**PROBLEM DESCRIPTION:** Print the records below exactly, with no pictures.

==== DATA FOR THIS EXERCISE

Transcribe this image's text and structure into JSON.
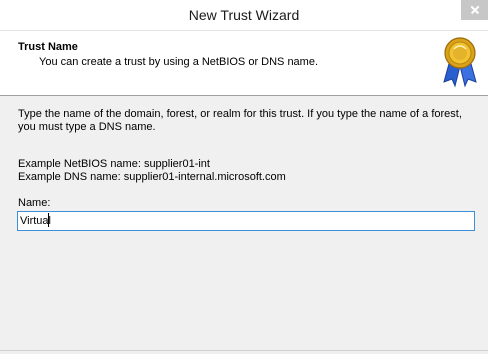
{
  "window": {
    "title": "New Trust Wizard"
  },
  "header": {
    "title": "Trust Name",
    "subtitle": "You can create a trust by using a NetBIOS or DNS name.",
    "icon": "award-ribbon-icon"
  },
  "body": {
    "description": "Type the name of the domain, forest, or realm for this trust. If you type the name of a forest, you must type a DNS name.",
    "example_netbios": "Example NetBIOS name: supplier01-int",
    "example_dns": "Example DNS name: supplier01-internal.microsoft.com",
    "name_label": "Name:",
    "name_value": "Virtual"
  },
  "colors": {
    "input_border": "#3c8fd8",
    "close_button": "#c7c7c7"
  }
}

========

**WRITTEN SOLUTION:**
Transcribe this image's text and structure into JSON.
{
  "window": {
    "title": "New Trust Wizard"
  },
  "header": {
    "title": "Trust Name",
    "subtitle": "You can create a trust by using a NetBIOS or DNS name.",
    "icon": "award-ribbon-icon"
  },
  "body": {
    "description": "Type the name of the domain, forest, or realm for this trust. If you type the name of a forest, you must type a DNS name.",
    "example_netbios": "Example NetBIOS name: supplier01-int",
    "example_dns": "Example DNS name: supplier01-internal.microsoft.com",
    "name_label": "Name:",
    "name_value": "Virtual"
  },
  "colors": {
    "input_border": "#3c8fd8",
    "close_button": "#c7c7c7"
  }
}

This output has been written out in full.